With Teeth by Kristen Arnett
Fans of the NYT-bestselling Mostly Dead Things are sure to be delighted with Arnett’s latest novel, With Teeth. The story continues to showcase queer family dynamics, and what that looks like when the fabric of those family ties are threatened. When her sullen teenage son’s hostility turns from normal teen expression to physical violence, Sammie Lucas must face the realization that her perfect family isn’t so perfect after all. Her marriage to the confident, but very absent, Monika is fractured, to the point where Sammie has grown resentful. Throughout the novel, Sammie is forced to confront her own ideas of what a happy family can look like, and whether her own can fit into that space. Candid, gorgeous, and written in Arnett’s signature style, this is a must-read.
A Special Place for Women by Laura Hankin
As someone who is obsessed with Instagram and the lives of those who identify as a #GirlBoss, I can confidently say that Hankin’s new novel delivers. When journalist Jillian Beckley decides to break into an exclusive and secretive women-only club, she’s completely unprepared for what she begins to uncover. For fans of cultish behavior with stiletto energy, you really can’t say no to this read. (And frankly, the members of this club would never allow it.)
Shipped by Angie Hockman

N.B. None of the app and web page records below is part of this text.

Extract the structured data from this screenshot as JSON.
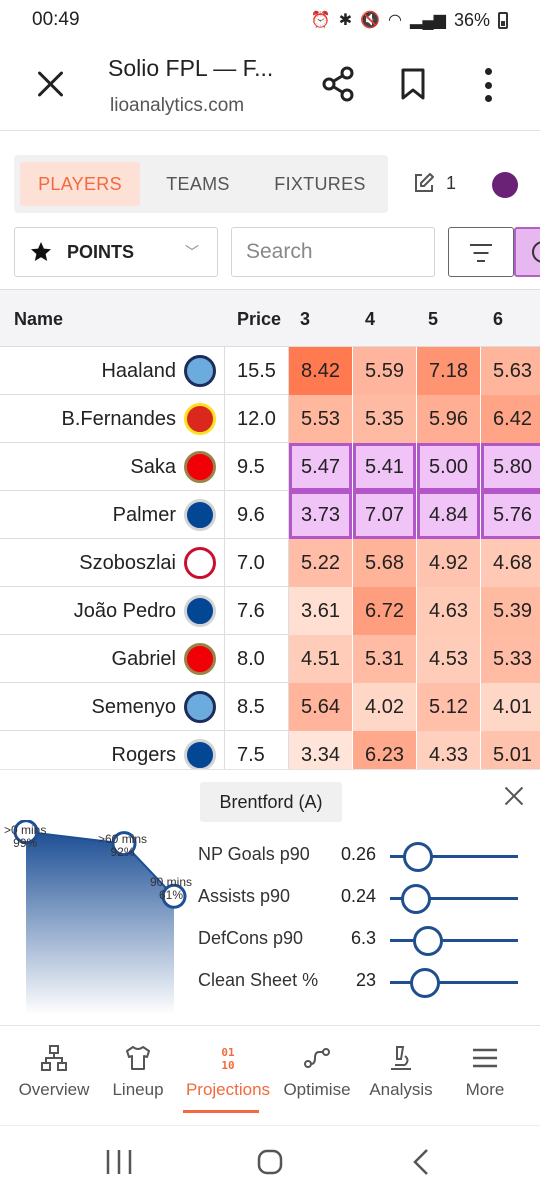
{
  "status": {
    "time": "00:49",
    "battery": "36%"
  },
  "browser": {
    "title": "Solio FPL — F...",
    "url": "lioanalytics.com"
  },
  "tabs": [
    {
      "label": "PLAYERS",
      "active": true
    },
    {
      "label": "TEAMS",
      "active": false
    },
    {
      "label": "FIXTURES",
      "active": false
    }
  ],
  "edit_count": "1",
  "points_select": {
    "label": "POINTS"
  },
  "search": {
    "placeholder": "Search"
  },
  "table": {
    "headers": {
      "name": "Name",
      "price": "Price",
      "gws": [
        "3",
        "4",
        "5",
        "6"
      ]
    },
    "rows": [
      {
        "name": "Haaland",
        "club": "MCI",
        "price": "15.5",
        "values": [
          "8.42",
          "5.59",
          "7.18",
          "5.63"
        ],
        "highlight": false
      },
      {
        "name": "B.Fernandes",
        "club": "MUN",
        "price": "12.0",
        "values": [
          "5.53",
          "5.35",
          "5.96",
          "6.42"
        ],
        "highlight": false
      },
      {
        "name": "Saka",
        "club": "ARS",
        "price": "9.5",
        "values": [
          "5.47",
          "5.41",
          "5.00",
          "5.80"
        ],
        "highlight": true
      },
      {
        "name": "Palmer",
        "club": "CHE",
        "price": "9.6",
        "values": [
          "3.73",
          "7.07",
          "4.84",
          "5.76"
        ],
        "highlight": true
      },
      {
        "name": "Szoboszlai",
        "club": "LIV",
        "price": "7.0",
        "values": [
          "5.22",
          "5.68",
          "4.92",
          "4.68"
        ],
        "highlight": false
      },
      {
        "name": "João Pedro",
        "club": "CHE",
        "price": "7.6",
        "values": [
          "3.61",
          "6.72",
          "4.63",
          "5.39"
        ],
        "highlight": false
      },
      {
        "name": "Gabriel",
        "club": "ARS",
        "price": "8.0",
        "values": [
          "4.51",
          "5.31",
          "4.53",
          "5.33"
        ],
        "highlight": false
      },
      {
        "name": "Semenyo",
        "club": "MCI",
        "price": "8.5",
        "values": [
          "5.64",
          "4.02",
          "5.12",
          "4.01"
        ],
        "highlight": false
      },
      {
        "name": "Rogers",
        "club": "CHE",
        "price": "7.5",
        "values": [
          "3.34",
          "6.23",
          "4.33",
          "5.01"
        ],
        "highlight": false
      }
    ]
  },
  "panel": {
    "opponent": "Brentford (A)",
    "minutes": [
      {
        "label": ">0 mins",
        "pct": "99%"
      },
      {
        "label": ">60 mins",
        "pct": "92%"
      },
      {
        "label": "90 mins",
        "pct": "61%"
      }
    ],
    "stats": [
      {
        "name": "NP Goals p90",
        "value": "0.26",
        "level": 0.22
      },
      {
        "name": "Assists p90",
        "value": "0.24",
        "level": 0.2
      },
      {
        "name": "DefCons p90",
        "value": "6.3",
        "level": 0.3
      },
      {
        "name": "Clean Sheet %",
        "value": "23",
        "level": 0.27
      }
    ]
  },
  "nav": [
    {
      "label": "Overview",
      "icon": "sitemap-icon",
      "active": false
    },
    {
      "label": "Lineup",
      "icon": "shirt-icon",
      "active": false
    },
    {
      "label": "Projections",
      "icon": "binary-icon",
      "active": true
    },
    {
      "label": "Optimise",
      "icon": "route-icon",
      "active": false
    },
    {
      "label": "Analysis",
      "icon": "microscope-icon",
      "active": false
    },
    {
      "label": "More",
      "icon": "hamburger-icon",
      "active": false
    }
  ],
  "colors": {
    "accent": "#f26a3d",
    "highlight": "#b356c9",
    "highlight_fill": "#f1c4f7",
    "slider": "#1f4f8f"
  }
}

Henley Evans spends her days working for a cruise line and her nights taking classes for her MBA. Then she and her known professional nemesis, Graeme, both get shortlisted for a promotion at work, and their job sends them on a company cruise to the Galápagos Islands where they’re expected to work and spend time—together. Feelings develop, laughter ensues, and most importantly, Henley learns the importance of needing to stop and smell the roses in this utterly charming, perfect-for-warm-weather romance novel.